The second major issue was actually one which shook my preconceptions much harder. Whereas the institutional gagging of technical advisors did little to disrupt any preconceived notions of mine, the authors also presented numerous instances of regulatory failure by the institutions whose very existence is designed to protect citizens. Long-time readers (and those privy to personal political discussions with me) are aware of my general trust in bureaucratic institutions and regulatory boards (like the FDA). The FDA (and the HPFB in Canada) are mandated to protect the consumer from unsafe food and medical products. While I have previously noted major risks in consumer protection through restrictions of agency powers over certain classes of products (like the natural products debacle), I generally felt that agencies like the FDA, if adequately funded and left to their own devices, were generally competent and interested primarily in consumer protection. In the case of the construction of nuclear power generators, they even document how the task of ensuring generator safety was given over to the same entity in charge of building the plants in the first place (does that not sound familiar to the off-shore drilling situation we have now?).
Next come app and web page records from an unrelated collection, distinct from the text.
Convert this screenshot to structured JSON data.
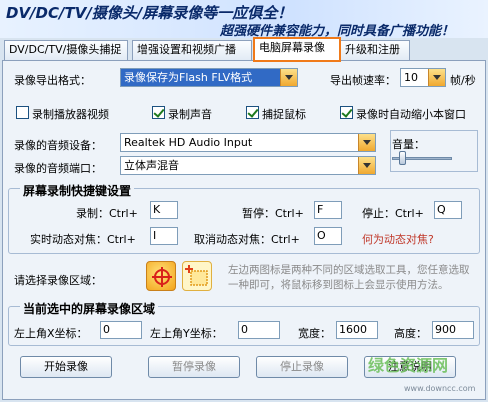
{
  "banner": {
    "title": "DV/DC/TV/摄像头/屏幕录像等一应俱全！",
    "tagline": "超强硬件兼容能力，同时具备广播功能！"
  },
  "tabs": [
    {
      "label": "DV/DC/TV/摄像头捕捉"
    },
    {
      "label": "增强设置和视频广播"
    },
    {
      "label": "电脑屏幕录像"
    },
    {
      "label": "升级和注册"
    }
  ],
  "format": {
    "label": "录像导出格式：",
    "value": "录像保存为Flash FLV格式"
  },
  "fps": {
    "label": "导出帧速率：",
    "value": "10",
    "unit": "帧/秒"
  },
  "checkboxes": [
    {
      "label": "录制播放器视频",
      "checked": false
    },
    {
      "label": "录制声音",
      "checked": true
    },
    {
      "label": "捕捉鼠标",
      "checked": true
    },
    {
      "label": "录像时自动缩小本窗口",
      "checked": true
    }
  ],
  "audio_device": {
    "label": "录像的音频设备：",
    "value": "Realtek HD Audio Input"
  },
  "audio_port": {
    "label": "录像的音频端口：",
    "value": "立体声混音"
  },
  "volume": {
    "label": "音量：",
    "level": 0.1
  },
  "hotkeys": {
    "title": "屏幕录制快捷键设置",
    "record": {
      "label": "录制：Ctrl+",
      "key": "K"
    },
    "pause": {
      "label": "暂停：Ctrl+",
      "key": "F"
    },
    "stop": {
      "label": "停止：Ctrl+",
      "key": "Q"
    },
    "focus": {
      "label": "实时动态对焦：Ctrl+",
      "key": "I"
    },
    "cancel_focus": {
      "label": "取消动态对焦：Ctrl+",
      "key": "O"
    },
    "what_link": "何为动态对焦?"
  },
  "region": {
    "label": "请选择录像区域：",
    "hint": "左边两图标是两种不同的区域选取工具，您任意选取一种即可，将鼠标移到图标上会显示使用方法。"
  },
  "current_region": {
    "title": "当前选中的屏幕录像区域",
    "x_label": "左上角X坐标：",
    "x": "0",
    "y_label": "左上角Y坐标：",
    "y": "0",
    "w_label": "宽度：",
    "w": "1600",
    "h_label": "高度：",
    "h": "900"
  },
  "buttons": {
    "start": "开始录像",
    "pause": "暂停录像",
    "stop": "停止录像",
    "notes": "注意说明"
  },
  "watermark": {
    "cn": "绿色资源网",
    "url": "www.downcc.com"
  },
  "colors": {
    "accent_orange": "#f07a1a",
    "selection_blue": "#316ac5",
    "link_red": "#c0392b"
  }
}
Thus, while Primack and Hippel thankfully don't launch into any sort of nonsensical libertarian screeds about how regulatory agencies should be abolished and we should let the free market take control, they carefully outline and document numerous examples of institutional apathy, obstruction, and manipulative changes to regulations that confounded the mandates of protective agencies. Their analysis is nuanced and realistic, calling not for the abolishment of governmental regulatory agencies (after all, the resources of those institutions are usually necessary to carry out the appropriate safety tests and enforce regulations - something that we could easily invest even more money in), but for an increased openness to information and the necessity of what they call 'citizen scientists' to become involved and active in policy decisions. It is unrealistic to expect a cadre of citizen scientists looking out for the common good to spontaneously arise, however. One suggestion introduced in the book is the institutional backing of universities through local project courses. I think that is a fantastic idea, but one which would need greater systematic support, particularly when it comes to disseminating any findings.

In the end, Advice and Dissent helped me revise some of my own naive political views, and strongly argues in a manner largely free of ideological overtones (a refreshing attribute for political discourse) for the importance of open discourse between politicians and experts, and for independence on the part of advisors. Unfortunately, I cannot help but notice that this book is 36 years old and our society, in many ways, has actually regressed (the dependence of biochemical drug testers on the pharmaceutical companies themselves for funding is one such glaring example of systemic hamstringing of any sort of unbiased testing and regulation). In a complex world in which it is virtually impossible for anyone to have appropriate expertise (or even competence) in all areas of life, how we manage expert input in the realm of public policy is an extremely important aspect of political life that is rarely even acknowledged. Advice and Dissent thus stands out as a unique form of political analysis, and one I would highly recommend.

* I usually prefer to get reviews written in a more timely fashion, as the book is therefore fresher in my mind. This book lent itself to more careful analysis, however, which meant I have gradually developed this review over the last month instead of just sitting down and writing it in one go.

** As a side note, I thought I would also point out that the authors do also occasionally slip into somewhat dated narration, most notably on page 106 when it is noted in reference to this implicit gagging of advisors:
“This gives rise to the apparently common situation where an advisor conserves his effectiveness like a beautiful girl her virginity - until no one is interested anymore."
Although I imagine such a simile might elicit a wink and chuckle back in the days of the book's first publication, such a mysoginistic comparison is only humorous in the present day through the context of “I cannot believe they wrote and published that”.